- Opening Delimiter -

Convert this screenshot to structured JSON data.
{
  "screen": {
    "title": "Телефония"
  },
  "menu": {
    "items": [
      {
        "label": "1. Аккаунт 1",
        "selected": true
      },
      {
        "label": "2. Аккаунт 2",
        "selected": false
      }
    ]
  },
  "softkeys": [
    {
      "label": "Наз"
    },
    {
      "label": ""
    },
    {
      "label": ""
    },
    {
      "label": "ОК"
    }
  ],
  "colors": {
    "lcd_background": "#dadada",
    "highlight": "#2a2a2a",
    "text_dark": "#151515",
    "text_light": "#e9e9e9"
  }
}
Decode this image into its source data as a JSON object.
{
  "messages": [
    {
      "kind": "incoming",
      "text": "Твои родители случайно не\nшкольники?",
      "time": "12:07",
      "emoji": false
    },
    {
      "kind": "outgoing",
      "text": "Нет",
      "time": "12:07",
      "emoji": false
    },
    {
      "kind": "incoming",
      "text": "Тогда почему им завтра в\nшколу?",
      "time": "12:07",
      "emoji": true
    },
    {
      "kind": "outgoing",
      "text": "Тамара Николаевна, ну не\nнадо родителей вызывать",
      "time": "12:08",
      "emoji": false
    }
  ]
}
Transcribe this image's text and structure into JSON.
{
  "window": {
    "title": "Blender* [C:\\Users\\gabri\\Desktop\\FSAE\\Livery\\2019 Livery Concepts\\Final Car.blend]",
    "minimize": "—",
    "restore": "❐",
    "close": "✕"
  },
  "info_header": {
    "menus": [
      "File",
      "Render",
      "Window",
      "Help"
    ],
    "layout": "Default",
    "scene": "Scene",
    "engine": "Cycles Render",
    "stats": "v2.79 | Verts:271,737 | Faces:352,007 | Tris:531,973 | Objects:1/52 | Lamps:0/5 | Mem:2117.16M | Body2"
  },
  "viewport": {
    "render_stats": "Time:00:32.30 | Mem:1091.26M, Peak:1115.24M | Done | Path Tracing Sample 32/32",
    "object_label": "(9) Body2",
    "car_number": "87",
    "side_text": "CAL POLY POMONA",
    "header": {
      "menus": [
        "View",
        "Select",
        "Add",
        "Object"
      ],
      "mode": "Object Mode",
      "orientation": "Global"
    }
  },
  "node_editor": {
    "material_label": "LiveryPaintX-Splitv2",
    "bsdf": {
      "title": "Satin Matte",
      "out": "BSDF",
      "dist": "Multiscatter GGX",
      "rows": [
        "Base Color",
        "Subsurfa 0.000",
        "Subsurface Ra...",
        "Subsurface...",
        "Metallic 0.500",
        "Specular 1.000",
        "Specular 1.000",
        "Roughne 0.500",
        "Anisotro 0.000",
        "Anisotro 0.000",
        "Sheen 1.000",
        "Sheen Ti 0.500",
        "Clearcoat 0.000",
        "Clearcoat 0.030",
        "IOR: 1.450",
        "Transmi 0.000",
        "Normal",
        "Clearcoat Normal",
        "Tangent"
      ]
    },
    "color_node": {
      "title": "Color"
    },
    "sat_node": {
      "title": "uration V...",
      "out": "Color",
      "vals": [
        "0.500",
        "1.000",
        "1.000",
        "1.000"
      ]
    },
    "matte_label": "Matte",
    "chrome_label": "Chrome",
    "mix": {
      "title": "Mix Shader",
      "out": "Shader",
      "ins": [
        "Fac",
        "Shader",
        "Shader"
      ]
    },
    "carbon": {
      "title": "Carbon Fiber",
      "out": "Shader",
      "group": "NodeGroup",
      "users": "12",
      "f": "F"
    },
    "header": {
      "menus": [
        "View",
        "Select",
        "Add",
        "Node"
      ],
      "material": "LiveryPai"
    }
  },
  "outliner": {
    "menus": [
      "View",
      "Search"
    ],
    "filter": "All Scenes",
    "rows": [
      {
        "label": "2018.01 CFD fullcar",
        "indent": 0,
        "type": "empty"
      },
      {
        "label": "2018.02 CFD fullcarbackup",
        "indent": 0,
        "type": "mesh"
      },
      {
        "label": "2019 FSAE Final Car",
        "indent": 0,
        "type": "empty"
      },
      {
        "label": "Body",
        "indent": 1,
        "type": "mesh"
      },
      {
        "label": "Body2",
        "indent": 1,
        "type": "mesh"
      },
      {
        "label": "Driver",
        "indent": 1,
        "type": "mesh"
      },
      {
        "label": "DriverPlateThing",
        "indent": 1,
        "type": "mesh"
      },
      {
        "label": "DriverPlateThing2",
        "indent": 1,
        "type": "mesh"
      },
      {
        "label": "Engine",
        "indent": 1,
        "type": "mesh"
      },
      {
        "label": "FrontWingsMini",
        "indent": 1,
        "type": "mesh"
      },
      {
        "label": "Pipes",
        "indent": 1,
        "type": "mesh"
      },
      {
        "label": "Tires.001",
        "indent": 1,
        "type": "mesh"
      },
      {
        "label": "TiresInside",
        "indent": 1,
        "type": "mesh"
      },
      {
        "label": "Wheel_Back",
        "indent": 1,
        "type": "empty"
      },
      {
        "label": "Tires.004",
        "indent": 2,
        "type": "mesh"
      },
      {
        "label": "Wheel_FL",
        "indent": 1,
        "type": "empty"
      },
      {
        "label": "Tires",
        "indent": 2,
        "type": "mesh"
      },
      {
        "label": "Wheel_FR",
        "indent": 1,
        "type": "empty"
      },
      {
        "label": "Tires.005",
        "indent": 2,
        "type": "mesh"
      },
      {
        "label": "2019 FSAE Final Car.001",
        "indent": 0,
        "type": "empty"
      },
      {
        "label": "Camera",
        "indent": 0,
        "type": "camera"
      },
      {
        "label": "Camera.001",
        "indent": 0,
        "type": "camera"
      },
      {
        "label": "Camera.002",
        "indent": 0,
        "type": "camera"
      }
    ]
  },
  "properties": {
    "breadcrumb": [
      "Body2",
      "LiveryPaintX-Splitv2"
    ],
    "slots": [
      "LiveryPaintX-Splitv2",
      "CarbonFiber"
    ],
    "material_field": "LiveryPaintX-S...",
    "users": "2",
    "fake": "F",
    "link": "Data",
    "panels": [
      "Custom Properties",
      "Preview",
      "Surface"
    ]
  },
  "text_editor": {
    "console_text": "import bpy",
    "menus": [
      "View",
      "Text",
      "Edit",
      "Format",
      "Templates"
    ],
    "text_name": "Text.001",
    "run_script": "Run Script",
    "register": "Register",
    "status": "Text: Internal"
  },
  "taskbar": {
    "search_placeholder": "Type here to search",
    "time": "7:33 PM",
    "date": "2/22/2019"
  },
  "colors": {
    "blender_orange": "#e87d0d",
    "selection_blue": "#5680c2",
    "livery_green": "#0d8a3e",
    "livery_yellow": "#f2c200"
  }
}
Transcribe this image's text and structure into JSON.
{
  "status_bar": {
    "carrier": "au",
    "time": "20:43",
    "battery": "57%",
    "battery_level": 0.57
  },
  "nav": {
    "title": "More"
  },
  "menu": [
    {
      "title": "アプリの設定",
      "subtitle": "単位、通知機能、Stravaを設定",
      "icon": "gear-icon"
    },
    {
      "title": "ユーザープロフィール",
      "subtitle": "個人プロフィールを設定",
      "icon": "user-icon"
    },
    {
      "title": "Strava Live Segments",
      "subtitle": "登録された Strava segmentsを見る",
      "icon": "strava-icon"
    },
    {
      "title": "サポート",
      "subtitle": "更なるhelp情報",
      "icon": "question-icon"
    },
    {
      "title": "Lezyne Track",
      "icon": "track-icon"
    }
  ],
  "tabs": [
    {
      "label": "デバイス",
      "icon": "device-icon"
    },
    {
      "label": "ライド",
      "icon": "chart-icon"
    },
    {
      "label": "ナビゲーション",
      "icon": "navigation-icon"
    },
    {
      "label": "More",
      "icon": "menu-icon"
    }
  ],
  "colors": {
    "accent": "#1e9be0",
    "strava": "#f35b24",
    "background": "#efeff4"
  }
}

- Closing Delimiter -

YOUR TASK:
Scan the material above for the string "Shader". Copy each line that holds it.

SOLUTION TO THE PROBLEM:
      "title": "Mix Shader",
      "out": "Shader",
        "Shader",
        "Shader"
      "out": "Shader",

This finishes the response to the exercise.